It’s miraculous how one event or a seemingly insignificant decision can change the course of many lives. The tiniest shift could alter futures forever. The decisions my mother made charted the course of my life and my choices carved my destiny, but my secret past had distorted my view and the journey of my life had me repeatedly stumbling. I am not a therapist, nor do I claim to be, but over the years I have come to realize the vast majority of wounds that pierce the human soul … are the result of perception.
I ran across this 4-part post the other day and I have to share it with you. Martha Beck is a life coach, columnist, and author and her article “Yes, It Was Awful—Now Please Shut Up” is truly inspirational! I wish I had read it years ago.
Yes, It Was Awful—Now Please Shut Up
By Martha Beck
Poignant, tragic, funny, outrageous—most of us have at least one story we tell (and retell) to explain our emotional bruises. But there’s a big difference between understanding the past and being stuck in it.
Self-pity, a dominant characteristic of sociopaths, is also the characteristic that differentiates heroic storytelling from psychological rumination. When you talk about your experiences to shed light, you may feel wrenching pain, grief, anger, or shame. Your audience may pity you, but not because you want them to. Obsessing aloud, on the other hand, is a way of fishing for pity, a means of extorting attention. Healthy people instinctively resist this strategy. When you grieve, they will yearn to comfort you. When you demand pity, they will yearn to smack you.
All day I’ve been telling stories to evoke my own pity, and it’s working. Partly. The unhealthy part of me, the world-class codependent, is just mesmerized. “Oh,” she cries, “you poor darling! Tell me that sad story again—the first 400 times didn’t do it justice!” The healthy part of me finds this annoying: “Oh, for God’s sake,” she says, rolling her eyes. “Could we please stop the drama and get on with our life?”

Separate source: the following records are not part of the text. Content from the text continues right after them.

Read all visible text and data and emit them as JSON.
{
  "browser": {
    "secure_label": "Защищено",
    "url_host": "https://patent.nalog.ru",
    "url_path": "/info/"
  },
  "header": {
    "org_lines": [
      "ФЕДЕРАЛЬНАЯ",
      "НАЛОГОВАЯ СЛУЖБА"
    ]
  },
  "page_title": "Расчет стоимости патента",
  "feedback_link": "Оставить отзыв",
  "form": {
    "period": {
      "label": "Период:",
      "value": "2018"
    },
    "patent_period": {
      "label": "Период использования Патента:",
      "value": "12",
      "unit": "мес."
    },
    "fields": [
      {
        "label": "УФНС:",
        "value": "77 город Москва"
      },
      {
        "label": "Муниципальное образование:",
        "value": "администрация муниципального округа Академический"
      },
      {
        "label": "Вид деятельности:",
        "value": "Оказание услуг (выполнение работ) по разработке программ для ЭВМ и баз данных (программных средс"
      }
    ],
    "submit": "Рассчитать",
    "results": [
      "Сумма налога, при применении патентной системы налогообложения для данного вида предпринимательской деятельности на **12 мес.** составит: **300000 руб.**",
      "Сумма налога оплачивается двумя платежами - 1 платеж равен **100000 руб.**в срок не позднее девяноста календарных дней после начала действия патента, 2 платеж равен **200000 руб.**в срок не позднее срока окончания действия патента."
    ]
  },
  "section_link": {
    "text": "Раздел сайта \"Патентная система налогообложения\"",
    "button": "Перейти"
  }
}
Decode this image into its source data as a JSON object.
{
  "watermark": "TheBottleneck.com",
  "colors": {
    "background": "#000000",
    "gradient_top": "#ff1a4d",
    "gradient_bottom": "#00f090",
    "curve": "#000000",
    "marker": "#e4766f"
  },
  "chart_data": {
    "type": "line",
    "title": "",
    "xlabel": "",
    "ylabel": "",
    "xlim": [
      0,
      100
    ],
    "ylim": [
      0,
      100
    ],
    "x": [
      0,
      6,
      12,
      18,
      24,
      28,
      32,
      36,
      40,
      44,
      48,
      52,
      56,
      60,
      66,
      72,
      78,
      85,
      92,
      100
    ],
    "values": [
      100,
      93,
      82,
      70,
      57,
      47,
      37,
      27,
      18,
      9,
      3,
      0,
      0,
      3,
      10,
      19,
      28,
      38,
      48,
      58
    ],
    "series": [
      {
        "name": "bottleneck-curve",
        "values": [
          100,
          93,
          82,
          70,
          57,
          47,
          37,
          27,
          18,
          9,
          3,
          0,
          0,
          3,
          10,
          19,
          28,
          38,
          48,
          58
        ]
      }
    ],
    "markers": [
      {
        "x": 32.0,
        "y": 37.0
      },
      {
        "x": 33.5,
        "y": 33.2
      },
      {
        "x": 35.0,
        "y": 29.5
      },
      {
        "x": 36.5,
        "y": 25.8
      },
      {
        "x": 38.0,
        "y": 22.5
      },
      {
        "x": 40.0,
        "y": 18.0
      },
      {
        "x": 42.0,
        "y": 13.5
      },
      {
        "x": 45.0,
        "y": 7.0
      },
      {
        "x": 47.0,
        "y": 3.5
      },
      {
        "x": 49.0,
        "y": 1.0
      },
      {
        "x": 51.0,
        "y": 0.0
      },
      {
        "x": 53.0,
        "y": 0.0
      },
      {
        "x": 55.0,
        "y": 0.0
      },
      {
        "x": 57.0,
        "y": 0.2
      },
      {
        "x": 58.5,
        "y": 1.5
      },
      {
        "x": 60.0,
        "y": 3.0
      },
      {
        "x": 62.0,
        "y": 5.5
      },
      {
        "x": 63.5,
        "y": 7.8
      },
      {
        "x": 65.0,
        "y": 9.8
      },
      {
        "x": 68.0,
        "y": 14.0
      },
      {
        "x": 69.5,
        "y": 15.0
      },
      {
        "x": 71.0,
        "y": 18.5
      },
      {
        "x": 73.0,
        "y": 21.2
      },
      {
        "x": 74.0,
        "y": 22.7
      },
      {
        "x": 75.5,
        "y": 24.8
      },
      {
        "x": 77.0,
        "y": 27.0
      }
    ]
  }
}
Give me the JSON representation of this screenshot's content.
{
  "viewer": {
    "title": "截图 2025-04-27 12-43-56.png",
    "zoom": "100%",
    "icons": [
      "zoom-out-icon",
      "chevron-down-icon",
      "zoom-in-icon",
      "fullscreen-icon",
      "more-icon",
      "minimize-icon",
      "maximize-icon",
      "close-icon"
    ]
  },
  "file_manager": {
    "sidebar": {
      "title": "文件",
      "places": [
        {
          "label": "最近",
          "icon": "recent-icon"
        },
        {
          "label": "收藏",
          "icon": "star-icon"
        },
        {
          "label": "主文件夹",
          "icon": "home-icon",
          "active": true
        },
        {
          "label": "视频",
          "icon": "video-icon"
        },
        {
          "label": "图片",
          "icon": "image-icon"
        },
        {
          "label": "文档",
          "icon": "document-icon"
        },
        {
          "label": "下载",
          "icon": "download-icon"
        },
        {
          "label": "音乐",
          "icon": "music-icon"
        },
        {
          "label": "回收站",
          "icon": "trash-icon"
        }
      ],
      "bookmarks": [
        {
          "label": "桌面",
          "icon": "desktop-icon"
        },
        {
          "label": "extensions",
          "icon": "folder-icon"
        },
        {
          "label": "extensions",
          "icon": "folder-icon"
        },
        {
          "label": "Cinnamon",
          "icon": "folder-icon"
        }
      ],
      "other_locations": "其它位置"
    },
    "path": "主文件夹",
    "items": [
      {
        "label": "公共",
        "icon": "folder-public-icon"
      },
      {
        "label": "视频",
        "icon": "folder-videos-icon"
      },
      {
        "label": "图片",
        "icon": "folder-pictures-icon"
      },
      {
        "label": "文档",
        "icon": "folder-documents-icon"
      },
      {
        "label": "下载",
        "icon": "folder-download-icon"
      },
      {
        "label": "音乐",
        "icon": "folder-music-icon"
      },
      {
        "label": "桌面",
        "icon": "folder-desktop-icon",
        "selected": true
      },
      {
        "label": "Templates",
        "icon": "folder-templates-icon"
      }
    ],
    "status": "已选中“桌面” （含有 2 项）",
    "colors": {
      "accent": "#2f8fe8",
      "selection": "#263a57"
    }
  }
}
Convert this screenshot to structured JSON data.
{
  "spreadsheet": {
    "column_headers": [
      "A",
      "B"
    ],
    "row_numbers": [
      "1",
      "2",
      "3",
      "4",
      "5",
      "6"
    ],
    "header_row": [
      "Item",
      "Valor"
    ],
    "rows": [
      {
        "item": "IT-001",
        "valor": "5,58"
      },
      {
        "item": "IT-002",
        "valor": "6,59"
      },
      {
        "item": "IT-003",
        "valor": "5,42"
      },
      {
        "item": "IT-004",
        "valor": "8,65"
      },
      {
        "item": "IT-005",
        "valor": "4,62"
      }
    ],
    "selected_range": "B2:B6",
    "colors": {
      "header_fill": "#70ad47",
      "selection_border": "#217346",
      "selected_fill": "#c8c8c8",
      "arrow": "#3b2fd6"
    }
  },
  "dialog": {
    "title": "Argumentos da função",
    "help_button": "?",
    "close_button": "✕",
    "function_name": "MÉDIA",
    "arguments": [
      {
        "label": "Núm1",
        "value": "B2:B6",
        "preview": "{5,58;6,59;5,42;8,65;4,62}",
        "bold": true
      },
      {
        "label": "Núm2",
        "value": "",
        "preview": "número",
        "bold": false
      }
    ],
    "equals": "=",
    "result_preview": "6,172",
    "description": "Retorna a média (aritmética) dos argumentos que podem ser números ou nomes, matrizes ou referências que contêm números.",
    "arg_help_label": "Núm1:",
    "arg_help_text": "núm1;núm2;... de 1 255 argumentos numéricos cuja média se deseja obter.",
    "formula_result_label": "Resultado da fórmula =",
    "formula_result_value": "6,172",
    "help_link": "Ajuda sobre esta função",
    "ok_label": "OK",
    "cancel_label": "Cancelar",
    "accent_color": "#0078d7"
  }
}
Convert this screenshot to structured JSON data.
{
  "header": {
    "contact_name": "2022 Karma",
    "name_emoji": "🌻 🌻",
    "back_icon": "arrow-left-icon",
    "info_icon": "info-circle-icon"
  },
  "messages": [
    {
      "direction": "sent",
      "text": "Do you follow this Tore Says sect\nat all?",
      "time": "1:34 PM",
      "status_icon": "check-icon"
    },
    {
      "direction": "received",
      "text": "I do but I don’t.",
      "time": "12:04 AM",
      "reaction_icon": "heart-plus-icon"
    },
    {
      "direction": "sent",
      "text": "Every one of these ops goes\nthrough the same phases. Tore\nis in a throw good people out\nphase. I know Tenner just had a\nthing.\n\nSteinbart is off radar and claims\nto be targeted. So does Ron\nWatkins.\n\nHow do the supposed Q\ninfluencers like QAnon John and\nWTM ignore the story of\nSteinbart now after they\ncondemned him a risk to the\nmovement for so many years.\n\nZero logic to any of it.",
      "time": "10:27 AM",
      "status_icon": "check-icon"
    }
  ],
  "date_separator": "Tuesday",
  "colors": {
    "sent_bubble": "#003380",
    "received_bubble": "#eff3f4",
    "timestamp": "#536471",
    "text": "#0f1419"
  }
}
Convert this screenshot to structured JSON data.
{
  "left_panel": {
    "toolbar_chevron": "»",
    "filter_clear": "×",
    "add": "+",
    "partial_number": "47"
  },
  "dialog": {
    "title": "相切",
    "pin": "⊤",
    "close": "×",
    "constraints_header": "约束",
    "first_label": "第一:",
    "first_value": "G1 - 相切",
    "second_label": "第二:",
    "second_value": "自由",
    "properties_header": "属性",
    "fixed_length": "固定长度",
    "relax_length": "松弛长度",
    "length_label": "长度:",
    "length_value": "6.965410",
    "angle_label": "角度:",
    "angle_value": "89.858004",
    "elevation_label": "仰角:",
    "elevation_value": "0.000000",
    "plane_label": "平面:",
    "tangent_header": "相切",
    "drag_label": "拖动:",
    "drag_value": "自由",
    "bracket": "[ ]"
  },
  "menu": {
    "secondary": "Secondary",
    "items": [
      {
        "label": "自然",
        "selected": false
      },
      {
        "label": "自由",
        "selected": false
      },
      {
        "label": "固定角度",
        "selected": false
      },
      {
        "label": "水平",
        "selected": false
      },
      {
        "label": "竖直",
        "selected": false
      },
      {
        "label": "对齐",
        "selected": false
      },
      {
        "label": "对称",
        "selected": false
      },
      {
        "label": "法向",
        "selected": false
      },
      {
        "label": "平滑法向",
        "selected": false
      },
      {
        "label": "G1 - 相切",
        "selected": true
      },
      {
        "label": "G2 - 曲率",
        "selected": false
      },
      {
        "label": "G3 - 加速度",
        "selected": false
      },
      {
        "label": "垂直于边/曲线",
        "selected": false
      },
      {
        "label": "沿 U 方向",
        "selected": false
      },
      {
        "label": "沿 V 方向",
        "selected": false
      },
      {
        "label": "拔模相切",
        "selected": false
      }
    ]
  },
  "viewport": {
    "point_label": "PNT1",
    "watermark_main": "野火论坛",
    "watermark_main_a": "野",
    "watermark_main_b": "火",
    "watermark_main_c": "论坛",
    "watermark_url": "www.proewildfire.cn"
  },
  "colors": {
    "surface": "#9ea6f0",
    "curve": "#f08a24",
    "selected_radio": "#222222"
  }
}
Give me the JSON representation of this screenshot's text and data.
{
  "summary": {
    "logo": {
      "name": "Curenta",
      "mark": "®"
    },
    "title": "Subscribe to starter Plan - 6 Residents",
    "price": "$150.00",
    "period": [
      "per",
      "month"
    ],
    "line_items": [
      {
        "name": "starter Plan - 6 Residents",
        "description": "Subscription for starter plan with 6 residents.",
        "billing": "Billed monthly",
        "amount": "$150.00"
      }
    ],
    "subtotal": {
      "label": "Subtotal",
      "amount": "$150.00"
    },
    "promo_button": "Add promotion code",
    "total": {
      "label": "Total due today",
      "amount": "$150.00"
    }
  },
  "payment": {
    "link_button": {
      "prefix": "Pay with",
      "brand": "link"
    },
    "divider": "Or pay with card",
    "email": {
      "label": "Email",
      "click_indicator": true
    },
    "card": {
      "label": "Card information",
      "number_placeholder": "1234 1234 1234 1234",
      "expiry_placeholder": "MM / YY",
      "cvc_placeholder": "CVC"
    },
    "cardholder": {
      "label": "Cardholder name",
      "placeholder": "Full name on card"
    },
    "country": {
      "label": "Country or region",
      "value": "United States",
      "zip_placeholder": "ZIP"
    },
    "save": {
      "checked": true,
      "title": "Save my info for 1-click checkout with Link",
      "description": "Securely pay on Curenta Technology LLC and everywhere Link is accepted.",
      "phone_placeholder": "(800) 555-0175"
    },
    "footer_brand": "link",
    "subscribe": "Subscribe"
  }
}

The healthy part of me is such a heartless bitch.
On the other hand, she’s got a point. Compulsively examining my stories never works for me. I keep sinking into sorrow (self-inflicted though it is) until it occurs to me that I will drown unless I can drag myself out. This can be difficult, but after decades of practice, I’ve created a sort of verbal tree limb I can grab in a pinch:Am I presently learning the truth about my life’s work? If this sentence sounds a little vague, that’s because it’s actually a mnemonic code. Each phrase reminds me of a concept that helps me escape the marsh: being present, learning continuously, seeking truth, and committing my energy to my real life’s work.